We will have to introduce a high quality system of education from top to bottom which is within easy access of the entire population, he added. He also stressed the need of uniform education in the country.
He appreciated the Chief Minister Punjab's decision of starting Danish School system but he said there was a need of improvement in whole of the education system. "Development of some excellent schools in the system will not serve the purpose. There is a need to develop an excellent system of schools," he added.
UCL wins: THE University College Lahore (UCL) on Thursday won the 30th All Pakistan Allama Muhammad Iqbal Declamation Contest, hosted by the Government College University (GCU) Debating Society (GCUDS), by beating the best orators of 70 educational institutions of the country. Noted lawyer Aamir Aziz Sayid was the guest of honor while GCU Vice Chancellor Prof Khalid Aftab was also present.
Call to integrate tech with education
Lahore: Incorporation of technology in higher education can raise the standards of learning and teaching at university level in Pakistan.
This was stated by resource persons and participants in a two-week workshop "Incorporating Technology in Education" during inaugural session held at Lahore College for Women University (LCWU) on Thursday. Dr Sonia Gull, coordinator of workshop, said that varsity aimed to make university faculty members aware about usage of technology in their skills of imparting education. Humaira Kausar, resource person of the workshop, was of the view that 20 people were participating in this course. "These participants are from various departments of LCWU and the course can make them aware about the advanced technological teaching aids", she said adding the course was based on different modules that include basic IT equipments and operating system skills, professional documentation, lecture preparation, data manipulation and analysis, etc. The news

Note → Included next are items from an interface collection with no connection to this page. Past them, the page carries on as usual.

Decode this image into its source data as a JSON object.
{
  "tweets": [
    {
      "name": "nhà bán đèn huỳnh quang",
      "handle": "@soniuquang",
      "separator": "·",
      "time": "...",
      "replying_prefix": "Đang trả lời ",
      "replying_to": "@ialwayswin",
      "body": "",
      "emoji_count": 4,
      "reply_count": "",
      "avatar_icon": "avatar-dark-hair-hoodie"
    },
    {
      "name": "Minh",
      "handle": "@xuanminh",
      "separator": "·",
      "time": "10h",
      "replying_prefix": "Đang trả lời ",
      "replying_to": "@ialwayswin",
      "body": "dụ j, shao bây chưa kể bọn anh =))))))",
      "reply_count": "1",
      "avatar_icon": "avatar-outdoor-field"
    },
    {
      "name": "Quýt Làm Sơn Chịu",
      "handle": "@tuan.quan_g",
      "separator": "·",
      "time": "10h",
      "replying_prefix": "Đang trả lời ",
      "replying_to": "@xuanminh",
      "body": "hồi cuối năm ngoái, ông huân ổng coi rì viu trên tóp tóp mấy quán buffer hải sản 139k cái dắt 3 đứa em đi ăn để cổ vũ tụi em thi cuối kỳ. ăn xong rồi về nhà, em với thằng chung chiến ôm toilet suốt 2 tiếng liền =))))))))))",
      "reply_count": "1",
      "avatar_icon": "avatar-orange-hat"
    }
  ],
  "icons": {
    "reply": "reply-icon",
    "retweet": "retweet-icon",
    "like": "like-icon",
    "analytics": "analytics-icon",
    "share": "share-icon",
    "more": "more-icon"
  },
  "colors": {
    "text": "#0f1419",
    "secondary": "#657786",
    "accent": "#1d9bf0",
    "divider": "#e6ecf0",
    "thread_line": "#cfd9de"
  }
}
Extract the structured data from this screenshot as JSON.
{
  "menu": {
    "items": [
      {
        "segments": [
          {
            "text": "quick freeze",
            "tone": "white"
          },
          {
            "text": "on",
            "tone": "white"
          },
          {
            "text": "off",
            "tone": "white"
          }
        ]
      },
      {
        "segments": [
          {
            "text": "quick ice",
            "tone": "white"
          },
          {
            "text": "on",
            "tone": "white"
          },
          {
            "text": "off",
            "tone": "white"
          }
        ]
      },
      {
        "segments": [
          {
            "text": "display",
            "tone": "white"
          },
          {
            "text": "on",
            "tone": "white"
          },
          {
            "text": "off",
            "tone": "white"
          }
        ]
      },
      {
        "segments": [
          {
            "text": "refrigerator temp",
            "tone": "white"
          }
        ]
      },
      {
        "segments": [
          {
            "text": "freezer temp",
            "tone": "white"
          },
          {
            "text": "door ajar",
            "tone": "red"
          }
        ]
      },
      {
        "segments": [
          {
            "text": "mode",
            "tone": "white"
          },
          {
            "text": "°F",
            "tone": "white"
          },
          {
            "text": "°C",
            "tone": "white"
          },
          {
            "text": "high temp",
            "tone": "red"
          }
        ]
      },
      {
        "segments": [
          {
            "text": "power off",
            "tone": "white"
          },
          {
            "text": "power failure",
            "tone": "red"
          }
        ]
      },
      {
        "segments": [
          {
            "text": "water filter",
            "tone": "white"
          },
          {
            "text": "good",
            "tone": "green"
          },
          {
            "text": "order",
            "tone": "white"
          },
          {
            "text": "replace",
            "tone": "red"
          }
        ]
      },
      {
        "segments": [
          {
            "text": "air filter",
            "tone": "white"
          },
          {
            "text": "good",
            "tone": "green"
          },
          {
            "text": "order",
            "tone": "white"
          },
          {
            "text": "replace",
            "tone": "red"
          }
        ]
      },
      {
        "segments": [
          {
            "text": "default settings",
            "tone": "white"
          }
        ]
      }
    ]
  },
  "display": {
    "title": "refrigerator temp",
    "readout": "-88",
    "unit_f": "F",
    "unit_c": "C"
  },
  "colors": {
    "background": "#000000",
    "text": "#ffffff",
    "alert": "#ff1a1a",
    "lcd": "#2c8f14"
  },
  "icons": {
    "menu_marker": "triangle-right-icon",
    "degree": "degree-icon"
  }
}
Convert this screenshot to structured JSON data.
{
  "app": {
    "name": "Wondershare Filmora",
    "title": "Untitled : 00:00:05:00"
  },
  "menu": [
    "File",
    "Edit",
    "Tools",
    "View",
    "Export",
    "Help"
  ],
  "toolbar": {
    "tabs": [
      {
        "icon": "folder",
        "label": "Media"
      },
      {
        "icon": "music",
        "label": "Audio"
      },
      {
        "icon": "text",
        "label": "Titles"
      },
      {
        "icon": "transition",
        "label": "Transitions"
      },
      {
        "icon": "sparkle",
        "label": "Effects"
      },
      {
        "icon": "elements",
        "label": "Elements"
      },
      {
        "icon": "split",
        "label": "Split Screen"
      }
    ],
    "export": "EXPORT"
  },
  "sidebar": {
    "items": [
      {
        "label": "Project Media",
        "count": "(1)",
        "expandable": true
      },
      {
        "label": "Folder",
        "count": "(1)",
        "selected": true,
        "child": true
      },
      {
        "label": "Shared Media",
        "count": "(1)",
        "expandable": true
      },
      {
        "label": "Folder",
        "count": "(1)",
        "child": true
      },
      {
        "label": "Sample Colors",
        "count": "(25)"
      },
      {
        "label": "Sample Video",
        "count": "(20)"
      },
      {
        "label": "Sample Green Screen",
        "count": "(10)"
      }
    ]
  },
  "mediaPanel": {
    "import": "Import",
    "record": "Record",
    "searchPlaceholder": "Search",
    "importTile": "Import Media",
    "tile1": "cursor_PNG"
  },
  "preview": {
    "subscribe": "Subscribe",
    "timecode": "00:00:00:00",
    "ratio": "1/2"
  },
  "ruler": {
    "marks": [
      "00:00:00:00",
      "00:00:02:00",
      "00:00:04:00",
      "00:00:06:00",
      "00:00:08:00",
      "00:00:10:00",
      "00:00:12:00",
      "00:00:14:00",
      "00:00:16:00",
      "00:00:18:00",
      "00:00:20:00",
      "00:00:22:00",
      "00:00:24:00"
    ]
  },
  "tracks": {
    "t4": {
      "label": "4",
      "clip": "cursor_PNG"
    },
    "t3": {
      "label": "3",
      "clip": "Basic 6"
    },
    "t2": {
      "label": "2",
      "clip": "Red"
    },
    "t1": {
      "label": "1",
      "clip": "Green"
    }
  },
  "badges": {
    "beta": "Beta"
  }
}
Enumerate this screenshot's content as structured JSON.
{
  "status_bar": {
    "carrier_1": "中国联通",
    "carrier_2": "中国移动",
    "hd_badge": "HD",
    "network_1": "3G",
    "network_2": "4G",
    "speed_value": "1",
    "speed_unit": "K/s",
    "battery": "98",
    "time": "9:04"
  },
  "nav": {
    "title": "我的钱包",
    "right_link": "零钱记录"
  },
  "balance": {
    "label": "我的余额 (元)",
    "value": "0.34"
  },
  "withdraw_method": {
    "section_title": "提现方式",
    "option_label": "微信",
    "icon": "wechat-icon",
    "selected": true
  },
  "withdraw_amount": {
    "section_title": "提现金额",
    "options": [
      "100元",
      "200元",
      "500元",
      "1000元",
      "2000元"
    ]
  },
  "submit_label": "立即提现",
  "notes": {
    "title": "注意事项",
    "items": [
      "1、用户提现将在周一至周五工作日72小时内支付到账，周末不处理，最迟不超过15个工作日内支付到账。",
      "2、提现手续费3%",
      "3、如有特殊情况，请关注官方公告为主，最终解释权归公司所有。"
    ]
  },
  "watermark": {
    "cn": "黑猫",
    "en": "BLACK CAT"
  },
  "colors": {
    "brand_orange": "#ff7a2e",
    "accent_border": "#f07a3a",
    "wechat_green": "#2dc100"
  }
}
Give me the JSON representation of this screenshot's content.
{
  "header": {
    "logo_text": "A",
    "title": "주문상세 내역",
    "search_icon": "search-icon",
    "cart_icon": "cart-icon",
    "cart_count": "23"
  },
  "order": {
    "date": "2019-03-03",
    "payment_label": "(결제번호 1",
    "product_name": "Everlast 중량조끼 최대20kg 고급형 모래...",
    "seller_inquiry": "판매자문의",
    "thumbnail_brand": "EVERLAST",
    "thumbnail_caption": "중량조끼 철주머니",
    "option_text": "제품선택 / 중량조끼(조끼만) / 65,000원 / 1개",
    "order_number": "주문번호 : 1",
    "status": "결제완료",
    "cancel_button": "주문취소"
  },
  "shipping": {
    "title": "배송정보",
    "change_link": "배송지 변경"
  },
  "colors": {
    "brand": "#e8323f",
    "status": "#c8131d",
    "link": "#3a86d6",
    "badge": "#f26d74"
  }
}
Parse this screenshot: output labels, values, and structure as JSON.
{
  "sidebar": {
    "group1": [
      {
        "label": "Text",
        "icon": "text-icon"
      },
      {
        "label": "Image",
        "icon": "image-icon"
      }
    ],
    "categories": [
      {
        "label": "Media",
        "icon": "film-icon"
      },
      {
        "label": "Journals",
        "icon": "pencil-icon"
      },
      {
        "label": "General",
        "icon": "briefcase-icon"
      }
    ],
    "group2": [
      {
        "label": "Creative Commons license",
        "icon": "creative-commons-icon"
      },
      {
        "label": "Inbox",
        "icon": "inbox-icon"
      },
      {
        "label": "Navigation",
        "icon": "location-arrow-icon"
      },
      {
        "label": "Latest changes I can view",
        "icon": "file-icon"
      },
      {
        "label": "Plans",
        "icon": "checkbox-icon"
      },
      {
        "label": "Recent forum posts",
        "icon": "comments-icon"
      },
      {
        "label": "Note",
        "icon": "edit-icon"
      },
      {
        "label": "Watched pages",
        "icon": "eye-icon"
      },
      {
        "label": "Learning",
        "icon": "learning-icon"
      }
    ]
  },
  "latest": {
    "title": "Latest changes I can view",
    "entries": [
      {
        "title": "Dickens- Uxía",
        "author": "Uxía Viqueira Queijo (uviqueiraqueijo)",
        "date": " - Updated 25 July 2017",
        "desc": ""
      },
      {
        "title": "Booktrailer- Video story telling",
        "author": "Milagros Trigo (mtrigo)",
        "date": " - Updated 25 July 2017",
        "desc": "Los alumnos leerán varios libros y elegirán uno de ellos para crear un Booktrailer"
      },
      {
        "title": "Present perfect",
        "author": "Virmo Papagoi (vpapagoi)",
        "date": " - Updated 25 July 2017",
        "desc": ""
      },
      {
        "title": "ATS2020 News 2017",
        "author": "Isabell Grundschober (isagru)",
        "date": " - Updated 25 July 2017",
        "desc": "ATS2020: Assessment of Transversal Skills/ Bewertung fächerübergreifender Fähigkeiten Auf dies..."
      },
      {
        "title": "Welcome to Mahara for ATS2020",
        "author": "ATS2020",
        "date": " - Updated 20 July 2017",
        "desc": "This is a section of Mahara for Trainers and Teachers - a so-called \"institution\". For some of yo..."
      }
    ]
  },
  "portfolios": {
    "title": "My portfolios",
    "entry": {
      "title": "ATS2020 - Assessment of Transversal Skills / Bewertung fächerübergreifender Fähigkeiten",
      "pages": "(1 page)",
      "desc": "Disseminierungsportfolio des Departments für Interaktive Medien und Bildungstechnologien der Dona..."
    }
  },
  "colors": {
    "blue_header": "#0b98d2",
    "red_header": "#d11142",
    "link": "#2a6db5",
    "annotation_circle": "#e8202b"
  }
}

UAF's flood relief plan for Athara Hazari
Faisalabad: The University of Agriculture Faisalabad (UAF) after completion of a survey of flood-hit Athara Hazari, Jhang, will organise a farmers' gathering here on Saturday (tomorrow) to distribute relief goods among the affected families.
This was stated by UAF Vice-Chancellor Dr Iqrar Ahmad while addressing participants in a "Cultural Night" arranged by Senior Tutor Office at Iqbal Auditorium on Wednesday for raising funds for flood survivors.
"The university will also carry out reconstruction of Athara Hazari under Punjab Governor Relief Programme -- Sooraj."
He said the UAF had recently completed a social and agricultural survey of selected areas of Athara Hazari and would distribute 6,000 maunds of wheat seed, 4,000 packets of vegetable seeds, 2,000 school bags, 1,000 pickle packets, 1,400 sets of various agricultural implements and 2,500 packets of animal feed among the affected farmers.
He said besides depositing two-day salary with the flood relief account of the Punjab government, the university took the lead in mitigating miseries of the victims by dispatching vaccination teams to Khushab and Muzaffargarh districts.
A flood relief donation camp had also been set up on Jail Road where the university volunteers collected over Rs10 million in cash along with relief goods.
He said the UAF had sent 42 truckloads of relief goods amounting to Rs8 million for flood survivors in various areas.
The VC said the UAF alumni in other countries and Washington State University, US, had collected an amount of $0.5million which would be spent on the flood-stricken people. Dawn